I think anyone who knows me knows if there is one thing definitely true, it's that when it comes to my marriage, I have very much outkicked my coverage.
The Lovely Mrs. Smith and I have been married for more than 30 years, so there's quite a bit of hang time on that kick. But if there's one thing that span has taught me, it's that there's really not much I can contribute to the day-to-day operation of our house and/or life that can't be done better, with less mess and probably with less effort by my decidedly better half.
There is, however, one exception: It is my responsibility to kill and dispose of (in that order) the bugs.
Yes, I know. Women calling upon their male significant others to kill insects and dispose of the remains is an incredible ccliché. But you know why things are clichés? Because they're true.
Before you start believing for an instant her reluctance to end an insect and to, instead, dispatch me to do the dispatching is some indication of shrinking violet status, let me share a bit of family lore. My wife has run her own business for years while having four children, without medication. For the childbearing or the business. The last child was born exactly four days before she attended a work-related meeting.
So, the bug-killing? More a division of labor, where the person who has actually been in labor gets to make the division.
And the actual dispatching doesn't exactly follow a cliché-inspired path. There's a lot less standing on furniture, hysterically screaming for me to get rid of the big bad bug and a lot more of an icy directive. Think Vito Corleone in a dark library while holding a cat.
"There's a bug in here and it needs to sleep with the fishes."
Now, just because it's my job doesn't mean I'm particularly good at it. Which means there's much slamming and thrashing around with maximum impact on floors, walls and thin air with very little body count, insect-wise.
In fact, the key to all of this may be accomplishing one of two things: either killing the bug or chasing it out of sight while assuring the Lovely Mrs. Smith that it's dead and its reappearance is actually that of one of its relatives. I'm not sure she buys it.
All of which leads me, periodically, to wonder: From an actual cost-benefit, is the secret to my marriage the fact that my wife lacks better extermination options?
There is, of course, one exception. Thanks to a Father's Day gift from one of the children, I've found a way to up my bug-killing game and my overall value with little or no effort.
In fact, that gift may have led to perhaps the most purely Southern thing I've done all year.
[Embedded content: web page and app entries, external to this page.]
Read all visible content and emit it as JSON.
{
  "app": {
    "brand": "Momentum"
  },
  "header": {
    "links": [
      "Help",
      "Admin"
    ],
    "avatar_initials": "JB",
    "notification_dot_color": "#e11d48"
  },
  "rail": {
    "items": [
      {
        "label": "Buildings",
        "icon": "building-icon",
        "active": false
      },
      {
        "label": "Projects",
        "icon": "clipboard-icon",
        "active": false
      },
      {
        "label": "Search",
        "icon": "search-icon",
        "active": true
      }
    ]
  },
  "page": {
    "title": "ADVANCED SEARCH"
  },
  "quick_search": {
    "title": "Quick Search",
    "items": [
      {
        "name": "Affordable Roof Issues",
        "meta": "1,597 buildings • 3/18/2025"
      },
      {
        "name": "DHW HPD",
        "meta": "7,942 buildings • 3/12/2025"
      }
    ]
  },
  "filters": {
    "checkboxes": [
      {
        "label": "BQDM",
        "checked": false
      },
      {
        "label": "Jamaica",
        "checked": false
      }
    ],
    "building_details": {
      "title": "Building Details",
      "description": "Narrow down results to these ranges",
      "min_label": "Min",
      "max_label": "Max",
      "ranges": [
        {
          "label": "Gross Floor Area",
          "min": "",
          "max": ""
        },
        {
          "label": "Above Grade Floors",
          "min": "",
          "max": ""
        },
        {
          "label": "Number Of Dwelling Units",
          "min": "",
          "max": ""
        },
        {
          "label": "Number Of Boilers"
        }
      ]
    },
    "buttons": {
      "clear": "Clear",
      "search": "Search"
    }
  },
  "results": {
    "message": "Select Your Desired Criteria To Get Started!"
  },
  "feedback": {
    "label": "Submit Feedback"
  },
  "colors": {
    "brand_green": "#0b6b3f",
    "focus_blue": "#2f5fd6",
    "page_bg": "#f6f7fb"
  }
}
The Lovely Mrs. Smith and I were sitting outside, enjoying breakfast one morning recently when she mentioned a fly had landed dangerously close to the cantaloupe.
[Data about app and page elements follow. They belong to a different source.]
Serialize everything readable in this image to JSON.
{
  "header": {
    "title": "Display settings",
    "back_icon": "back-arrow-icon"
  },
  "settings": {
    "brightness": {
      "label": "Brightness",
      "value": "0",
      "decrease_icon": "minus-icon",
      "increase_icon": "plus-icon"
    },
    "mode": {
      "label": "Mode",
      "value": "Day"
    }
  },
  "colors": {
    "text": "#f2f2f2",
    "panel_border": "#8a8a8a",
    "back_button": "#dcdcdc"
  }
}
That's when I reached down, pulled out my trusty Fly Salt Gun and, without really looking (but being careful to point both the gun and the ensuing salt blast away from my wife and the cantaloupe), took care of the situation.
Sort of like Clint Eastwood, except, not really at all.
For the uninitiated, the Fly Salt Gun is the latest iteration of attempts to make insect-killing into a fun family activity. Think battery-powered fly tennis rackets and bug zappers in general.
The "gun" blows a burst of air through a chamber of salt that becomes, in effect, bird shot. For very tiny birds. It's pretty effective and, unlike actual bird shot (at least in the hands of certain vice presidents and other folks a little quick on the trigger), not particularly harmful to the general population.
Aim well, pull the trigger and all that's left is a tiny streak of white powder that we're going to say is all salt. Because, well ... yuck.
Apparently there are options, but my particular Fly Salt Gun comes in a nice camo scheme. Because you need to hide your weapon from small flying insects that only live 24 hours and can't see color.
The beauty of this, other than the fact that , well, really cool camo, is that the Fly Salt Gun has tremendously improved my overall fly dispatching efficiency (and yes, I'm willing to shoulder the psychic load from painlessly killing flies).
Which means that, at least in the eyes of spouse, I may only have had one job. But it looks like I can do it.
Commentary on 08/24/2018
Print Headline: Salt gun a 'fly' gadget